Catching Old Light: DECam Style
A photon is born, its birthplace the heart of a star, billions of light-years away and eons ago. Its brothers and sisters headed off in all directions, but this one—this one found its way in one particular direction, toward a civilization that had just learned to command the elements enough to peek beyond the terrestrial veil. After a long, long journey this photon—this old, old light—encountered a mountain top in the Chilean desert, where it found a new home.
At the Cerro Tololo Inter-American Observatory (CTIO), an old workhorse has learned some new tricks and received some serious cyber upgrades. The Victor M. Blanco telescope (left image) was commissioned in the mid-1970s, along with its near-twin sister telescope, the Mayall, which is located in Kitt Peak, Arizona. The Blanco is a reflector-type telescope with an equatorial mount. Situated on one end of the Blanco is large mirror (left image: just right of center), which collects and redirects light toward lenses made of specially crafted glass. These lenses focus the light on a detector composed of a material that converts light into electrical signals, which are then transformed by software into images visible to the human eye. The back of the detector is shown in left image (just left of center) and the front of the detector is in the right image.

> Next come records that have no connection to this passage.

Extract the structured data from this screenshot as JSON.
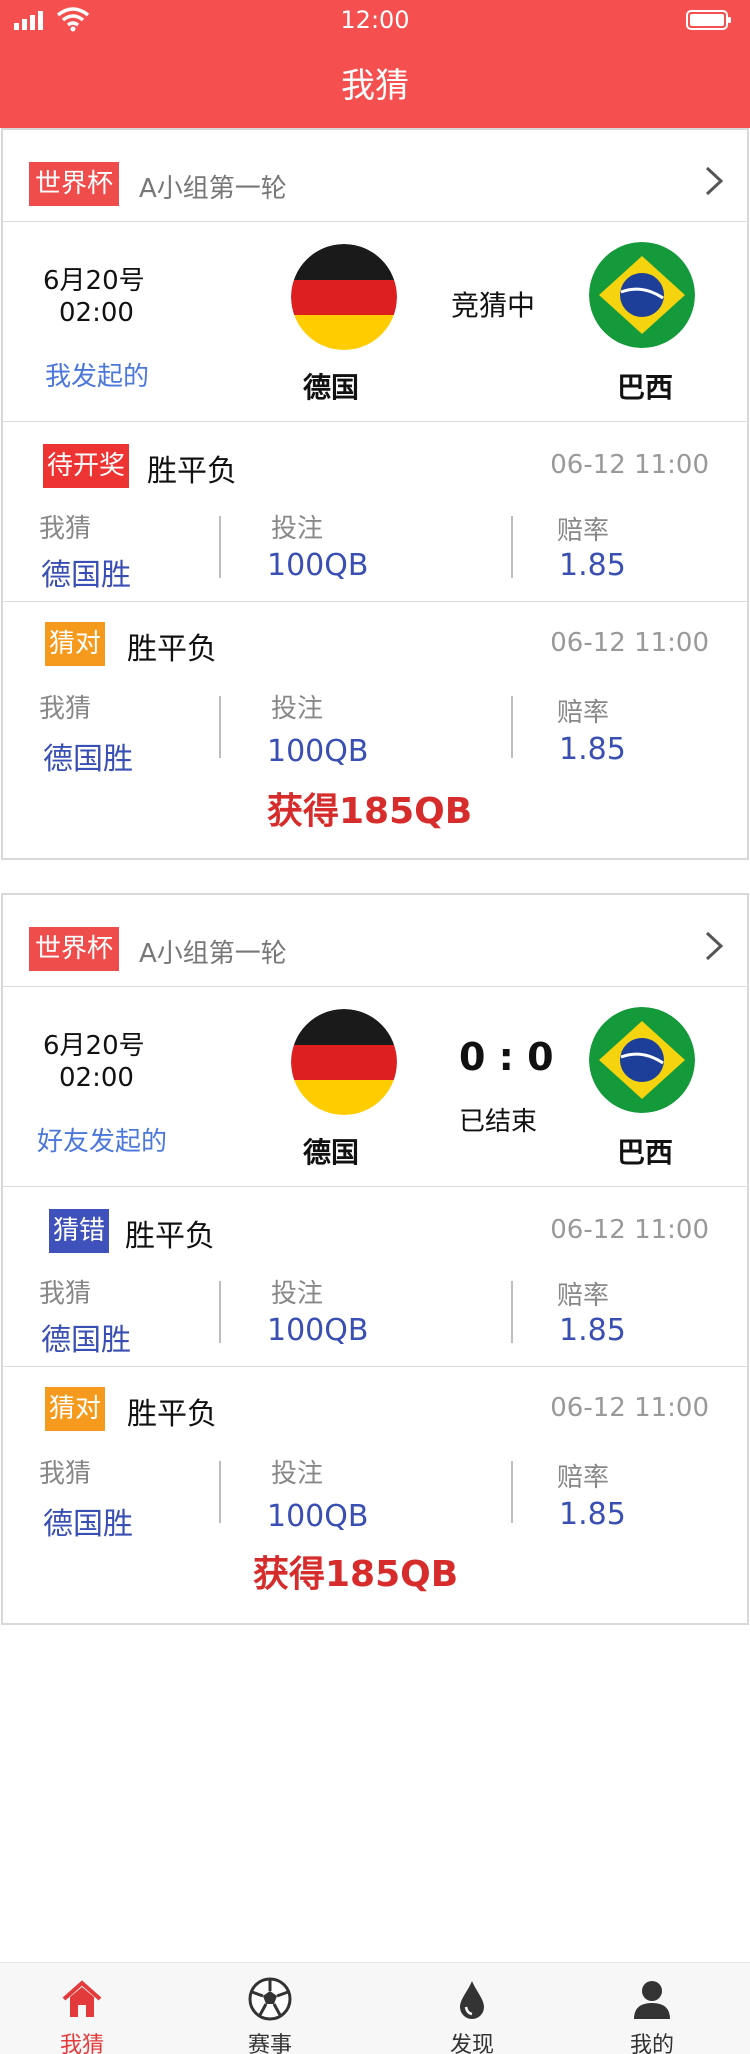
{
  "status_bar": {
    "time": "12:00"
  },
  "header": {
    "title": "我猜"
  },
  "cards": [
    {
      "tag": "世界杯",
      "round": "A小组第一轮",
      "match": {
        "date": "6月20号",
        "time": "02:00",
        "initiator": "我发起的",
        "home": "德国",
        "away": "巴西",
        "status": "竞猜中"
      },
      "bets": [
        {
          "badge": "待开奖",
          "type": "胜平负",
          "time": "06-12 11:00",
          "guess_label": "我猜",
          "guess": "德国胜",
          "stake_label": "投注",
          "stake": "100QB",
          "odds_label": "赔率",
          "odds": "1.85"
        },
        {
          "badge": "猜对",
          "type": "胜平负",
          "time": "06-12 11:00",
          "guess_label": "我猜",
          "guess": "德国胜",
          "stake_label": "投注",
          "stake": "100QB",
          "odds_label": "赔率",
          "odds": "1.85",
          "winnings": "获得185QB"
        }
      ]
    },
    {
      "tag": "世界杯",
      "round": "A小组第一轮",
      "match": {
        "date": "6月20号",
        "time": "02:00",
        "initiator": "好友发起的",
        "home": "德国",
        "away": "巴西",
        "score": "0 : 0",
        "status": "已结束"
      },
      "bets": [
        {
          "badge": "猜错",
          "type": "胜平负",
          "time": "06-12 11:00",
          "guess_label": "我猜",
          "guess": "德国胜",
          "stake_label": "投注",
          "stake": "100QB",
          "odds_label": "赔率",
          "odds": "1.85"
        },
        {
          "badge": "猜对",
          "type": "胜平负",
          "time": "06-12 11:00",
          "guess_label": "我猜",
          "guess": "德国胜",
          "stake_label": "投注",
          "stake": "100QB",
          "odds_label": "赔率",
          "odds": "1.85",
          "winnings": "获得185QB"
        }
      ]
    }
  ],
  "tabbar": {
    "items": [
      {
        "label": "我猜",
        "icon": "home-icon",
        "active": true
      },
      {
        "label": "赛事",
        "icon": "soccer-ball-icon"
      },
      {
        "label": "发现",
        "icon": "drop-icon"
      },
      {
        "label": "我的",
        "icon": "user-icon"
      }
    ]
  },
  "colors": {
    "header": "#f64f4f",
    "accent_red": "#d72c2c",
    "link_blue": "#4c78dc",
    "value_blue": "#3a4fb3",
    "badge_orange": "#f59a1c",
    "badge_indigo": "#3f52bb"
  }
}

Blanco’s primary mirror is four meters in diameter, long enough for two tall people to lay across, end to end. From the primary mirror, near the base, to the detectors at the top, one could stack about 15 tall people head to toe across the 28-meter span; this is also roughly the length of a basketball court.
Every time the telescope moves to look at a new patch of sky, the motors have to shift 300 tons of glass and metal. This is the equivalent of 4300 people, 150 cars, 10 Humpback whales or 5 Brachiosaurus dinosaurs. It would take about seven Blanco telescopes to equal the weight of one space shuttle at the time of liftoff.

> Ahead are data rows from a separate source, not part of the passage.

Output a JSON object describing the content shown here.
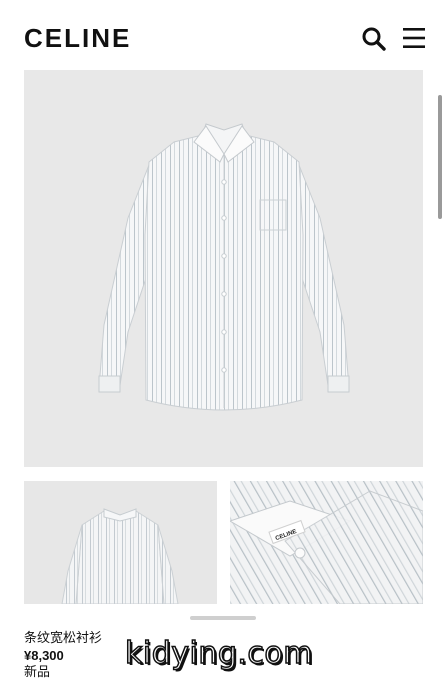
{
  "header": {
    "brand": "CELINE",
    "search_icon": "search-icon",
    "menu_icon": "hamburger-menu-icon"
  },
  "gallery": {
    "main_image": "striped-shirt-front-view",
    "thumbnails": [
      "striped-shirt-back-view",
      "striped-shirt-collar-closeup"
    ]
  },
  "product": {
    "name": "条纹宽松衬衫",
    "price": "¥8,300",
    "badge": "新品"
  },
  "watermark": "kidying.com",
  "colors": {
    "stripe": "#b9c2c8",
    "background": "#e8e8e8"
  }
}
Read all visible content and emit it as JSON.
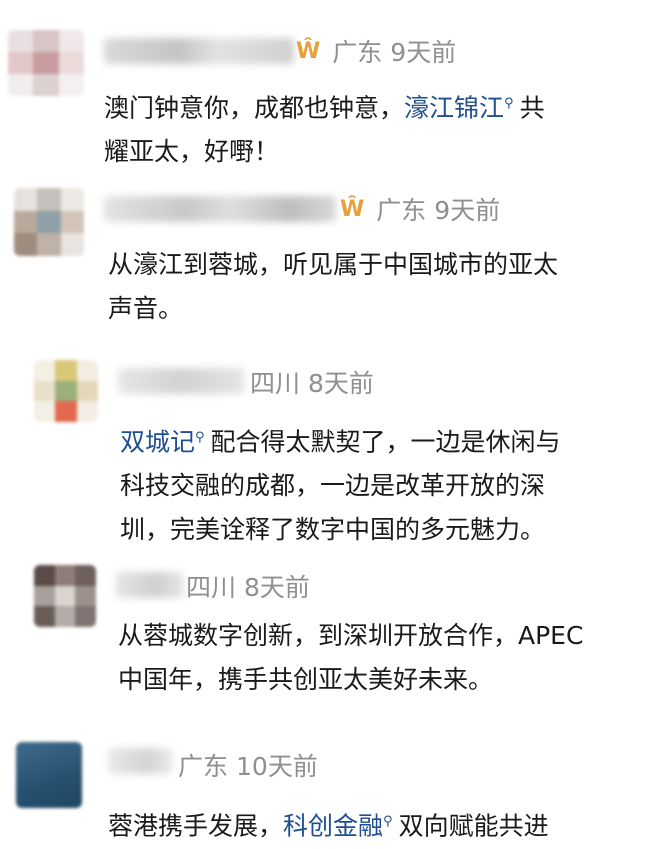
{
  "comments": [
    {
      "location": "广东",
      "time": "9天前",
      "badge_icon": "medal-icon",
      "text_before": "澳门钟意你，成都也钟意，",
      "topic": "濠江锦江",
      "text_mid": "共",
      "text_line2": "耀亚太，好嘢！"
    },
    {
      "location": "广东",
      "time": "9天前",
      "badge_icon": "medal-icon",
      "text_line1": "从濠江到蓉城，听见属于中国城市的亚太",
      "text_line2": "声音。"
    },
    {
      "location": "四川",
      "time": "8天前",
      "topic": "双城记",
      "text_line1_after": "配合得太默契了，一边是休闲与",
      "text_line2": "科技交融的成都，一边是改革开放的深",
      "text_line3": "圳，完美诠释了数字中国的多元魅力。"
    },
    {
      "location": "四川",
      "time": "8天前",
      "text_line1": "从蓉城数字创新，到深圳开放合作，APEC",
      "text_line2": "中国年，携手共创亚太美好未来。"
    },
    {
      "location": "广东",
      "time": "10天前",
      "text_before": "蓉港携手发展，",
      "topic": "科创金融",
      "text_after": "双向赋能共进"
    }
  ],
  "colors": {
    "topic": "#1f4f8f",
    "meta": "#8f8f8f",
    "medal": "#e8a13a"
  },
  "icons": {
    "topic_search": "search-icon",
    "medal": "medal-icon"
  }
}
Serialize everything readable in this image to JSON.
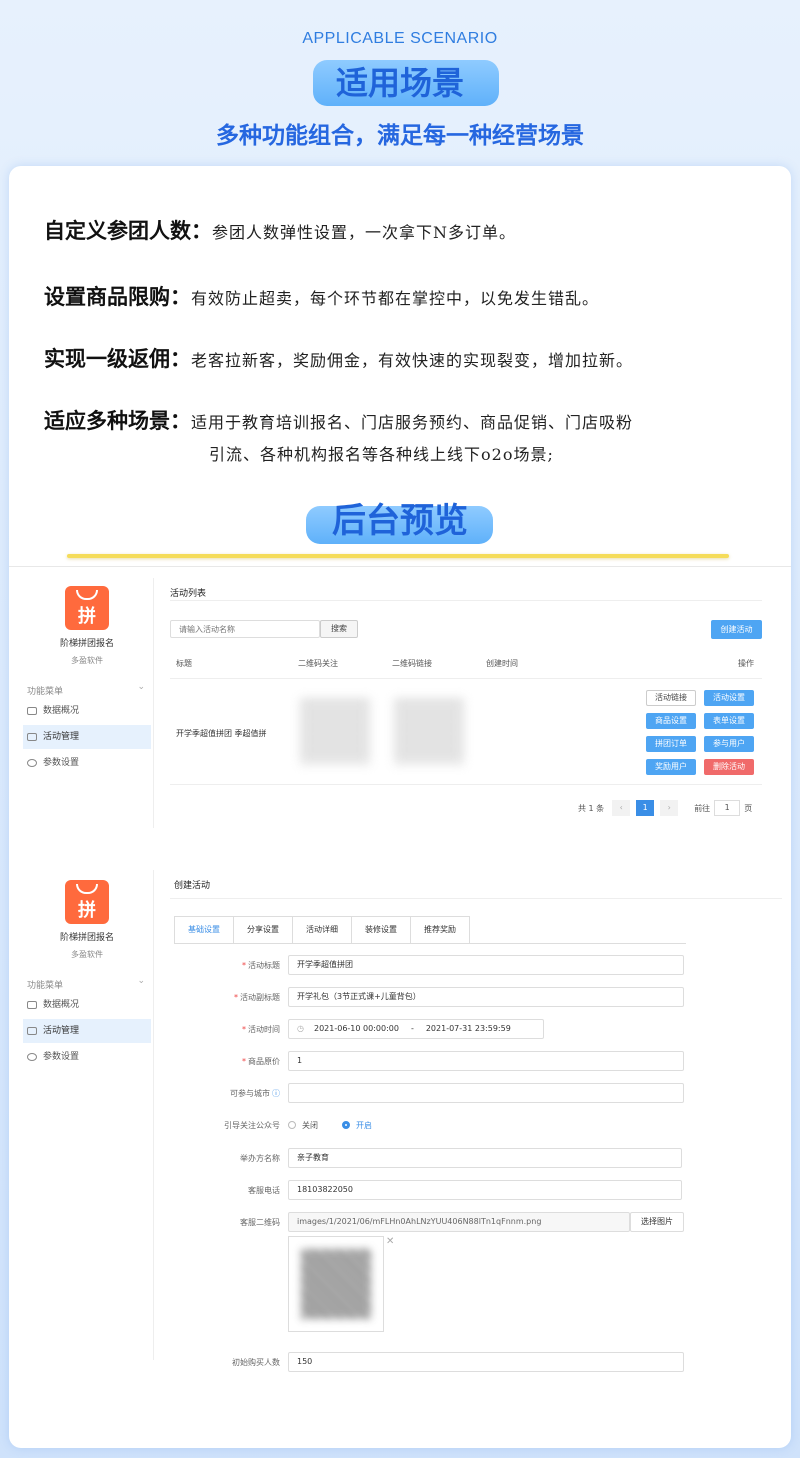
{
  "header": {
    "en_title": "APPLICABLE SCENARIO",
    "cn_title": "适用场景",
    "subtitle": "多种功能组合，满足每一种经营场景"
  },
  "features": [
    {
      "title": "自定义参团人数：",
      "desc": "参团人数弹性设置，一次拿下N多订单。"
    },
    {
      "title": "设置商品限购：",
      "desc": "有效防止超卖，每个环节都在掌控中，以免发生错乱。"
    },
    {
      "title": "实现一级返佣：",
      "desc": "老客拉新客，奖励佣金，有效快速的实现裂变，增加拉新。"
    },
    {
      "title": "适应多种场景：",
      "desc": "适用于教育培训报名、门店服务预约、商品促销、门店吸粉",
      "desc2": "引流、各种机构报名等各种线上线下o2o场景;"
    }
  ],
  "preview_title": "后台预览",
  "sidebar": {
    "app_logo_char": "拼",
    "app_name": "阶梯拼团报名",
    "app_sub": "多盈软件",
    "menu_header": "功能菜单",
    "items": [
      "数据概况",
      "活动管理",
      "参数设置"
    ]
  },
  "list_screen": {
    "title": "活动列表",
    "search_placeholder": "请输入活动名称",
    "search_button": "搜索",
    "create_button": "创建活动",
    "columns": [
      "标题",
      "二维码关注",
      "二维码链接",
      "创建时间",
      "操作"
    ],
    "row": {
      "title": "开学季超值拼团 季超值拼",
      "actions": [
        "活动链接",
        "活动设置",
        "商品设置",
        "表单设置",
        "拼团订单",
        "参与用户",
        "奖励用户",
        "删除活动"
      ]
    },
    "pager": {
      "total": "共 1 条",
      "current": "1",
      "goto_label": "前往",
      "goto_value": "1",
      "page_suffix": "页"
    }
  },
  "form_screen": {
    "title": "创建活动",
    "tabs": [
      "基础设置",
      "分享设置",
      "活动详细",
      "装修设置",
      "推荐奖励"
    ],
    "fields": {
      "activity_title": {
        "label": "活动标题",
        "value": "开学季超值拼团"
      },
      "activity_subtitle": {
        "label": "活动副标题",
        "value": "开学礼包（3节正式课+儿童背包）"
      },
      "activity_time": {
        "label": "活动时间",
        "start": "2021-06-10 00:00:00",
        "sep": "-",
        "end": "2021-07-31 23:59:59"
      },
      "original_price": {
        "label": "商品原价",
        "value": "1"
      },
      "cities": {
        "label": "可参与城市"
      },
      "follow": {
        "label": "引导关注公众号",
        "off": "关闭",
        "on": "开启"
      },
      "organizer": {
        "label": "举办方名称",
        "value": "亲子教育"
      },
      "phone": {
        "label": "客服电话",
        "value": "18103822050"
      },
      "qrcode": {
        "label": "客服二维码",
        "value": "images/1/2021/06/mFLHn0AhLNzYUU406N88lTn1qFnnm.png",
        "button": "选择图片"
      },
      "initial_buyers": {
        "label": "初始购买人数",
        "value": "150"
      }
    }
  },
  "colors": {
    "accent": "#2f7de0",
    "brand_orange": "#ff6a3d",
    "button_blue": "#4ea5f3",
    "danger": "#f06a6a"
  }
}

The telescope’s detectors are known formally as charge-coupled devices (CCDs), which are similar to photographic film, in that they are made of materials that absorb and react to light. They are also the very same kind of detector that is found in digital cameras like in your point-and-shoot, or in your mobile phone.
Over the decades of its life, the Blanco telescope has evolved, and most recently, the Blanco was retro-fitted with many new pieces of instrumentation, including new optical elements, a new shutter and other components. Critical to the mission of the Dark Energy Survey is also a new set of detectors that were developed at the Fermi National Accelerator Laboratory in Batavia, Illinois. These 62 new detectors are state-of-the-art CCDs that make up the 570 Megapixel Dark Energy Camera (DECam), which is shown in the image at the right.
DECam is not just over 50 times larger than your average point-and-shoot camera: it has unprecedented sensitivity. This camera is so sensitive it could detect light from a 100-watt light bulb as far away as the moon.
Thanks to the upgrades at the Blanco, old, travel-weary light from a billion trillion miles away, which happened to makes its way toward Earth long ago, will be welcomed with open eyes and ready minds.